I don’t have diabetes, but at 325 I shouldn’t be taking chances. The most success I have had with dieting is to try and really understand the macronutrients involved in my foods. Even if that just means tracking the big 3 (Carbs, Proteins, Fats).
A really great site for this is www.fitday.com, I’m sure there are others but basically you just make a conscious effort to log your meals on the site and at the end of the day, week etc. it gives you a break down. It helps b/c most of the foods you would eat are already in there, so you don’t have to go looking on cans or guess how many carbs an apple has.
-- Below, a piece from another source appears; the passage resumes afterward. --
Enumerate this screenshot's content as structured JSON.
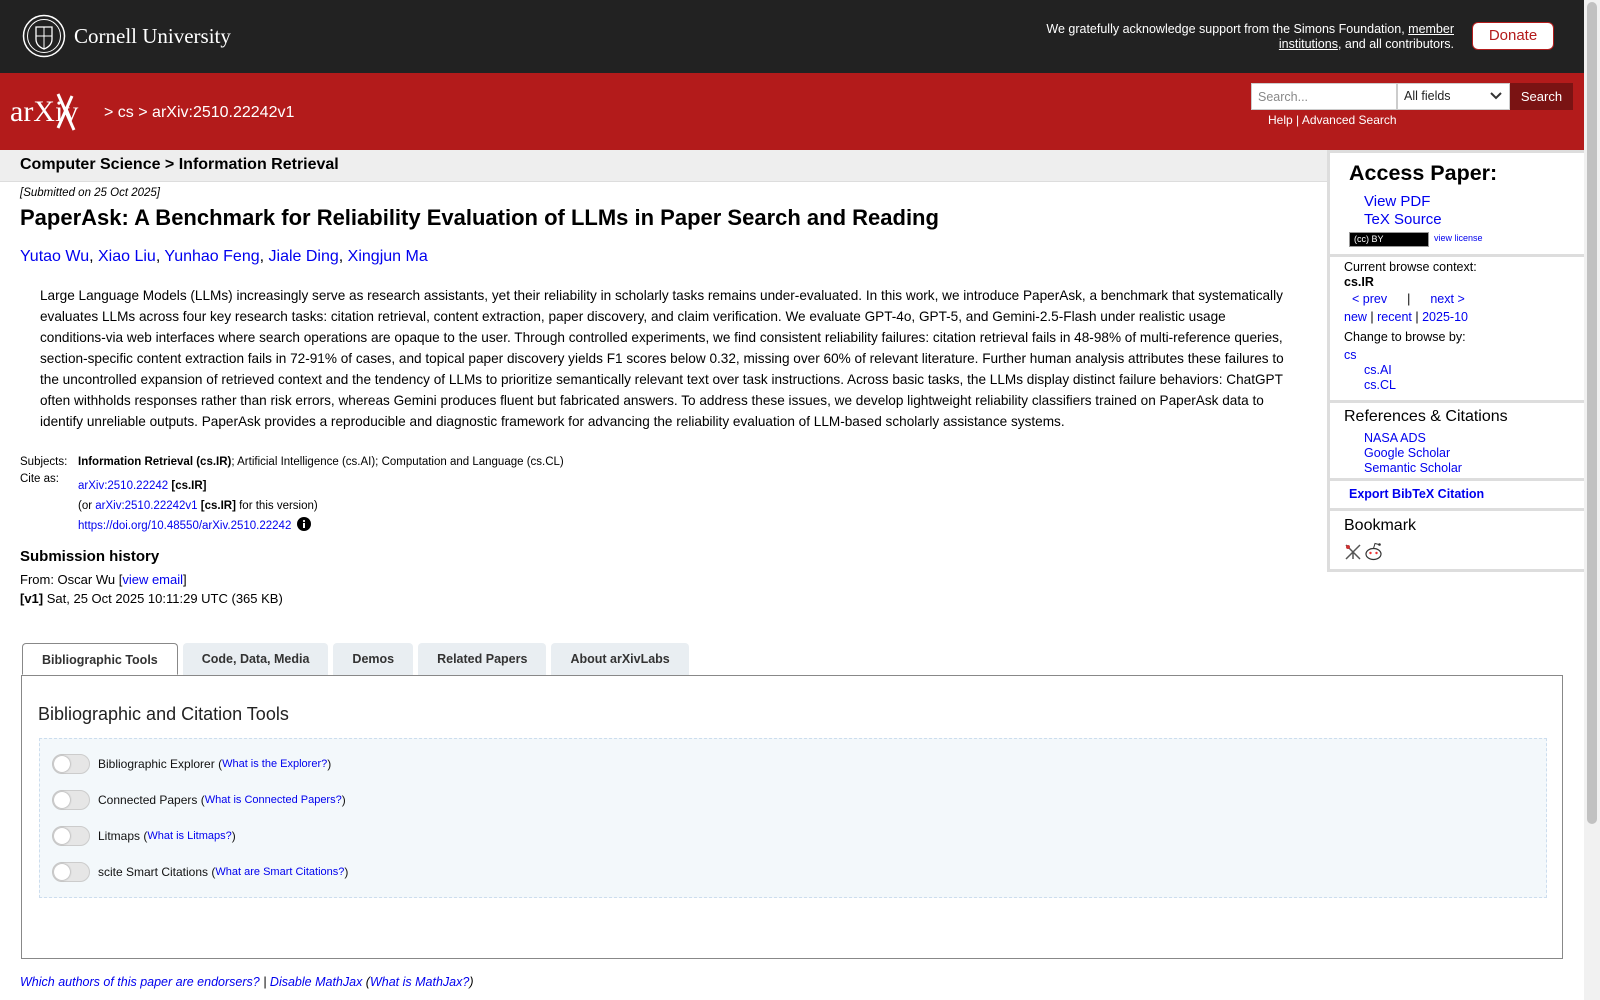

Finally, I’d definitely let someone else chime in, since I kind of arrived at this theory as a non-diabetic reading a lot of medical literature about the disease to understand it better. In any case, I have found that eating meals low in fat (<5g) AND low in carbs (<10g) at different times of the day has helped me drastically reduce weight.
I hope somebody else chimes in on that though, since the main crux of the theory is to not mix meals with carbs and fat, because the carbs cause an insulin rise. If their is available fat in the blood stream, the insulin then grabs that and pushes it into the adipose (fatty) tissue. However, if its protein, then it pushes it into the muscular tissue, and more protein and muscle helps burn up fat.
Again, since my theory involves normal insulin function and I’ve only really tested it on myself as a 7’ male I’d definitely consult your physician first, since its basically an Atkins diet at night and a low-fat diet in the mornings, either of which may not be good for someone with diabetes.
Good luck! Sounds like you are very anxious. Set goals, smile and know you have friends in the community who really do care, and many of whom also face your same trials and tribulations.